This article summarizes the brilliant essay of Marjorie Mazel Hecht that offers one of the most compelling insights into the back-story of how a clique of U.S. academics sold a Malthusian population control scare story.* Their aim: to use man-made global warming as the front to introduce drastic worldwide population control.
Hecht’s piece, “1975 `Endangered Atmosphere’ Conference: Where the Global Warming Hoax Was Born” identifies that the key conspirators of the climate hoax came together to formulate their ideas at a 1975 conference in Research Triangle Park, North Carolina.
Influential anthropologist Margaret Mead organized the event.  Mead was president of the American Association for the Advancement of Science (AAAS) in 1974 but had a shadowy past. Her 1928 book on the sex life of South Pacific Islanders was later found to be a fraud. Thus Mead was “well qualified” to form a new school of anti-population charlatans under her tenacious and bullying tutelage. Among her team was climate con artist Stephen Schneider, biologist George Woodwell, and President Barack Obama’s science adviser, John Holdren. All were “students” of Malthusian mad man Paul Ehrlich, author of The Population Bomb.
In a 1974 Science magazine editorial Mead successfully forged a narrative that her Population Conference had settled the issue that population growth was very bad for the environment. From Hecht’s well-crafted article we learn that the U.S. National Institutes of Health: the John E. Fogarty International Center for Advanced Study in the Health Sciences and the National Institute of Environmental Health Sciences were all in with Mead from the start. With a growing team Mead had the beating heart of a new “science” (climatology) to back up the scares. The goal was simple: policy-makers would be presented with such compelling “evidence” that they had to act, and fast, on man-made global warming.

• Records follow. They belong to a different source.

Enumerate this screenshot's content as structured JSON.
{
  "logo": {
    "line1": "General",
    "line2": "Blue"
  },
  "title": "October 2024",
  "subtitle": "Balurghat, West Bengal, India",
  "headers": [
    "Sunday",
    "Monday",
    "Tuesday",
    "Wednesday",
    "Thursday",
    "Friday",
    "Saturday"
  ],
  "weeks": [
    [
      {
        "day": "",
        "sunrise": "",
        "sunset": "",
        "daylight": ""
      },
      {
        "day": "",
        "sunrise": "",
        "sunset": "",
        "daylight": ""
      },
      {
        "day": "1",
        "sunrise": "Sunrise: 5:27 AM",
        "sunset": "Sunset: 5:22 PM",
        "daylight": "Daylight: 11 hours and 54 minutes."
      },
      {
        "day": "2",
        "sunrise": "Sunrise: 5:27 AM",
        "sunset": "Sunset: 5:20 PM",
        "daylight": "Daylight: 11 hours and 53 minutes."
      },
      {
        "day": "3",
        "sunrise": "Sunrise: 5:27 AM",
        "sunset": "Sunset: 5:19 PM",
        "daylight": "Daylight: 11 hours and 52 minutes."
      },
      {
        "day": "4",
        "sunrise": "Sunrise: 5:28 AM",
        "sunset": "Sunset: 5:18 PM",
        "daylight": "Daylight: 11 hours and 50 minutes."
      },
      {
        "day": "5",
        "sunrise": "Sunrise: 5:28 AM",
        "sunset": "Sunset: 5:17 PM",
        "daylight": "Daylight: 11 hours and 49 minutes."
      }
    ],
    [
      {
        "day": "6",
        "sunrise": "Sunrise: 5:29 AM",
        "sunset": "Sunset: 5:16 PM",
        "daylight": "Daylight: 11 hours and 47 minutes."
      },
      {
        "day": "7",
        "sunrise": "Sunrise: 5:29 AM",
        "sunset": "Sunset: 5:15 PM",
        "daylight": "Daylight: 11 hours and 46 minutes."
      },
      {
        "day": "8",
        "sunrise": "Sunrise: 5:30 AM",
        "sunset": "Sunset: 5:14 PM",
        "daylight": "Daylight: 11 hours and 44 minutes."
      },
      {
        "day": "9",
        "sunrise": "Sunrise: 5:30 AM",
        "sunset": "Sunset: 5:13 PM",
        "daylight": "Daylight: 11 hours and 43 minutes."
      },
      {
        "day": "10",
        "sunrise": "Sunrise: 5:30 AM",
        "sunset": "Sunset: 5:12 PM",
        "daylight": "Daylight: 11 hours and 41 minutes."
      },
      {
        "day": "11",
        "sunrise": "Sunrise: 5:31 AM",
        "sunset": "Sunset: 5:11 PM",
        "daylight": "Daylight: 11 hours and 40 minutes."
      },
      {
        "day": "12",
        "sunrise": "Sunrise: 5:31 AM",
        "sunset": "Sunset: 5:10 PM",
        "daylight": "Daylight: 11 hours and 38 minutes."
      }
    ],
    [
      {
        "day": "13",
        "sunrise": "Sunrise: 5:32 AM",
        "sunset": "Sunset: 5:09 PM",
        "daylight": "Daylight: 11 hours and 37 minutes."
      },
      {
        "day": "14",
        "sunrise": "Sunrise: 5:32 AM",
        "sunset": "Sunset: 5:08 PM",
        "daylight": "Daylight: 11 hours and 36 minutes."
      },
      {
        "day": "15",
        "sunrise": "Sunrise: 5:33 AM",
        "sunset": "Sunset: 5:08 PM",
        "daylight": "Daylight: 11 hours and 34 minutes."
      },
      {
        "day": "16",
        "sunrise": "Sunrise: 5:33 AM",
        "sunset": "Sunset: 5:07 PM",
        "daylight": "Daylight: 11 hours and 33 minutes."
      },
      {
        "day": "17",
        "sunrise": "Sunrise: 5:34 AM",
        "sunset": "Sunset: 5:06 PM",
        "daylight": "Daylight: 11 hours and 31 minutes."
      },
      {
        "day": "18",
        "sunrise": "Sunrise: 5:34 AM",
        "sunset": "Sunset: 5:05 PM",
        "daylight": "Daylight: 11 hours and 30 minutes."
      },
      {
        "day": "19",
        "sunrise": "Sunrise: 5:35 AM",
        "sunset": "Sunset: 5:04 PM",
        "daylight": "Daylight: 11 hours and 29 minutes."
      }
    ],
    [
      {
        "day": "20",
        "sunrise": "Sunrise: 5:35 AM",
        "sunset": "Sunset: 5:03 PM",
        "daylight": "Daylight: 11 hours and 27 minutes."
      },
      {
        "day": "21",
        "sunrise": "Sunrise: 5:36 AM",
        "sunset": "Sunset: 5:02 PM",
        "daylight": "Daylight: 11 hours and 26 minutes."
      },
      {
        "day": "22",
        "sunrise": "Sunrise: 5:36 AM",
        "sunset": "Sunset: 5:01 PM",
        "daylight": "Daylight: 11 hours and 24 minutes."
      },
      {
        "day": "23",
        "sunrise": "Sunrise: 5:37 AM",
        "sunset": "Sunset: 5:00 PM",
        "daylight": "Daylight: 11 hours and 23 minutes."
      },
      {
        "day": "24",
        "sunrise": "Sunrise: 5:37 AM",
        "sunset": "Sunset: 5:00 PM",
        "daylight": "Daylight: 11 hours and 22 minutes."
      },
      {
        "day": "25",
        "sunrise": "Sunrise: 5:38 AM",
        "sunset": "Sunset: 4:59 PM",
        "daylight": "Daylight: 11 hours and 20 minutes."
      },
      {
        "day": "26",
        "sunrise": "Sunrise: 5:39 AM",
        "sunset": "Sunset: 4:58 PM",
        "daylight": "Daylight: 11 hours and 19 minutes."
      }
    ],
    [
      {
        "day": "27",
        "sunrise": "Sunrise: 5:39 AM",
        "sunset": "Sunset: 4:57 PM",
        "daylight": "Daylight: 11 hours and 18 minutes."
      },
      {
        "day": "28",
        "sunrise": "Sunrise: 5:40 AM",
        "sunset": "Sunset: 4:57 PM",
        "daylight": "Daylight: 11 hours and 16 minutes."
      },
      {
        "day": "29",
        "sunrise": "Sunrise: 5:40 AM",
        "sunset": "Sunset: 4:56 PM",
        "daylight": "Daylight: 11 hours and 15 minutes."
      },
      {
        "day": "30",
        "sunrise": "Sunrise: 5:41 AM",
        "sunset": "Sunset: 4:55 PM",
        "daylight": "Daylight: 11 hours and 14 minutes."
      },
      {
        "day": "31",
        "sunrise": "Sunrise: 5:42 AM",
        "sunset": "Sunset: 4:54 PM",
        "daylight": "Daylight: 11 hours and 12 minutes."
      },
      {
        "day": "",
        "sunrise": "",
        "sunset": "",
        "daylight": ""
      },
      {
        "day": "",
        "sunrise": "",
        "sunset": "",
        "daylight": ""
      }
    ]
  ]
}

All the bright and hopeful “Atoms for Peace” ideas of Franklin Roosevelt and of Dwight Eisenhower for a universal program of cheap, clean nuclear power to raise the living standards of all peoples was swept away. Suddenly “nuclear” became a dirty word. In its place Mead’s 1975 climate conference set a new agenda: world nations were to bow down to a new “Law of the Atmosphere” intended to stunt human scientific advance and industrial wealth creation for the masses.
Mead’s conference spin was that unless all citizens bowed down to these new environmental laws then “the whole planet may become endangered.” Mead proclaimed “I have asked a group of atmospheric specialists to meet here to consider how the very real threats to humankind and life on this planet can be stated with credibility and persuasiveness before the present society of nations begins to enact laws of the air, or plan for ‘international environmental impact statements.’ “
Working closely with her co-organizer William W. Kellogg (a climate scientist from RAND and later NCAR, the National Center for Atmospheric Research), Mead declared they had won over a consensus of scientists. Then a year later Kellogg and Mead published a book selling the idea that each nation ”should control carbon dioxide emissions.” 
Climate scientist Stephen Schneider typified this new generation of activist “scientists” when he brazenly told Discover magazine in 1989: “To capture the public imagination, we have to offer up some scary scenarios, make simplified dramatic statements and little mention of any doubts one might have. Each of us has to decide the right balance between being effective, and being honest.”
Schneider was a close friend of The Population Bomb‘s Paul Ehrlich and held a prominent role in the Intergovernmental Panel on Climate Change (IPCC). John Holdren, now Obama’s science guru, co-authored several articles and books with Ehrlich. Holdren’s stated goal was reduce the population of the United States from its current 302 million down to only 150 million people.
On Mead’s team was also prominent environmentalist, Dr. James Lovelock, best known as the creator of the Gaia thesis, which views the Earth as a whole as a living biological being. But Lovelock famously jumped ship in an interview with MSNBC in which he admitted he and his colleagues had been “alarmist.”
Kellogg’ and the others ramped up the sense of urgency and pending catastrophe: “To ignore the possibility of such changes is, in effect, a decision not to act.“ Then Woodwell’s presentation, “The Impact of Environmental Change on Human Ecology,” sounded the Chicken Little cry, “The fact that the toxic effects of human activities are spreading worldwide and reducing the structure of the biota is an indication that human activities at present exceed the capacity of the biosphere for repairing itself.”
 Margaret Mead, “World Population: World Responsibility,” Science,Sept. 27, 1974 (editorial), Vol. 185, No. 4157.
 The Population Bomb, published in 1968 repeated the discredited argument of the British East India Company’s Parson Thomas Malthus (1766-1834) that population increases geometrically while food supply increases only arithmetically. Malthus was proved wrong by the development of fertilizers and scientific farming, industrialization, advances in biochemistry.
The Atmosphere: Endangered and Endangering, Margaret Mead, Ph.D. and William W. Kellogg, Ph.D., eds. Fogarty International Center Proceedings No. 39, 1976 (Washington, D.C.: U.S. Government Printing Office, DHEW Publication No. [NIH] 77-1065).